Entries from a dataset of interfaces
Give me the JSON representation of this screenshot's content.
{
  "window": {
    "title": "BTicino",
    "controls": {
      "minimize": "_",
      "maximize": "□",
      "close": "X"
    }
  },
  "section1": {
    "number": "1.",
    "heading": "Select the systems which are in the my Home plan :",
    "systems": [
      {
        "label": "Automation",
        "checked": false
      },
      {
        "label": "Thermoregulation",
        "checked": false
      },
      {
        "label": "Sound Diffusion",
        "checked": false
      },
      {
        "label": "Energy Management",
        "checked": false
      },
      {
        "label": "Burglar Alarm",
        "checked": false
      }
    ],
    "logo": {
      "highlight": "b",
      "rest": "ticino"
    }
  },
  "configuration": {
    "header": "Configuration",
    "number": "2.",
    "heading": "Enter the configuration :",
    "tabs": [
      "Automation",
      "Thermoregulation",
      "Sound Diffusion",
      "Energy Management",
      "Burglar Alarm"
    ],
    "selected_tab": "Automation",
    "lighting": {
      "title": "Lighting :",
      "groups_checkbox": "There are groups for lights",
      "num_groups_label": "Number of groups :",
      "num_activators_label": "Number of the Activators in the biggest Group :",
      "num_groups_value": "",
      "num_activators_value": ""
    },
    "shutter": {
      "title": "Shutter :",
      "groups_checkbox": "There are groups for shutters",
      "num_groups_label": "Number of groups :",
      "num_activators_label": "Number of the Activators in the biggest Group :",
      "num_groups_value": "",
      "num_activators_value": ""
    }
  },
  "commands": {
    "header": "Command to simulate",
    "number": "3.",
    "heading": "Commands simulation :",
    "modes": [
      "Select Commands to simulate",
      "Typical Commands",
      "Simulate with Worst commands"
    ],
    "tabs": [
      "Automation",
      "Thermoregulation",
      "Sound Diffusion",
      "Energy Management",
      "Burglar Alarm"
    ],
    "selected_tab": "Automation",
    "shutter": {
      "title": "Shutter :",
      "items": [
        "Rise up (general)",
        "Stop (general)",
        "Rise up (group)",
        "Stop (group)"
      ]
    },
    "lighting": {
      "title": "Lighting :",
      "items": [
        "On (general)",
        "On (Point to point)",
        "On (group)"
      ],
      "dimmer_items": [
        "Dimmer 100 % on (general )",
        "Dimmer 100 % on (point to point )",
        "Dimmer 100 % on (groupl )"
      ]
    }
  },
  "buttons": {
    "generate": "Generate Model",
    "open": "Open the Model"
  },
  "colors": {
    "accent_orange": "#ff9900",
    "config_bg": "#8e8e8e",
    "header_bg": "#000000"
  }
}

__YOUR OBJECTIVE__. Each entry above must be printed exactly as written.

__SOLUTION FOR THIS EXERCISE__.
Give me the JSON representation of this screenshot's content.
{
  "window": {
    "title": "BTicino",
    "controls": {
      "minimize": "_",
      "maximize": "□",
      "close": "X"
    }
  },
  "section1": {
    "number": "1.",
    "heading": "Select the systems which are in the my Home plan :",
    "systems": [
      {
        "label": "Automation",
        "checked": false
      },
      {
        "label": "Thermoregulation",
        "checked": false
      },
      {
        "label": "Sound Diffusion",
        "checked": false
      },
      {
        "label": "Energy Management",
        "checked": false
      },
      {
        "label": "Burglar Alarm",
        "checked": false
      }
    ],
    "logo": {
      "highlight": "b",
      "rest": "ticino"
    }
  },
  "configuration": {
    "header": "Configuration",
    "number": "2.",
    "heading": "Enter the configuration :",
    "tabs": [
      "Automation",
      "Thermoregulation",
      "Sound Diffusion",
      "Energy Management",
      "Burglar Alarm"
    ],
    "selected_tab": "Automation",
    "lighting": {
      "title": "Lighting :",
      "groups_checkbox": "There are groups for lights",
      "num_groups_label": "Number of groups :",
      "num_activators_label": "Number of the Activators in the biggest Group :",
      "num_groups_value": "",
      "num_activators_value": ""
    },
    "shutter": {
      "title": "Shutter :",
      "groups_checkbox": "There are groups for shutters",
      "num_groups_label": "Number of groups :",
      "num_activators_label": "Number of the Activators in the biggest Group :",
      "num_groups_value": "",
      "num_activators_value": ""
    }
  },
  "commands": {
    "header": "Command to simulate",
    "number": "3.",
    "heading": "Commands simulation :",
    "modes": [
      "Select Commands to simulate",
      "Typical Commands",
      "Simulate with Worst commands"
    ],
    "tabs": [
      "Automation",
      "Thermoregulation",
      "Sound Diffusion",
      "Energy Management",
      "Burglar Alarm"
    ],
    "selected_tab": "Automation",
    "shutter": {
      "title": "Shutter :",
      "items": [
        "Rise up (general)",
        "Stop (general)",
        "Rise up (group)",
        "Stop (group)"
      ]
    },
    "lighting": {
      "title": "Lighting :",
      "items": [
        "On (general)",
        "On (Point to point)",
        "On (group)"
      ],
      "dimmer_items": [
        "Dimmer 100 % on (general )",
        "Dimmer 100 % on (point to point )",
        "Dimmer 100 % on (groupl )"
      ]
    }
  },
  "buttons": {
    "generate": "Generate Model",
    "open": "Open the Model"
  },
  "colors": {
    "accent_orange": "#ff9900",
    "config_bg": "#8e8e8e",
    "header_bg": "#000000"
  }
}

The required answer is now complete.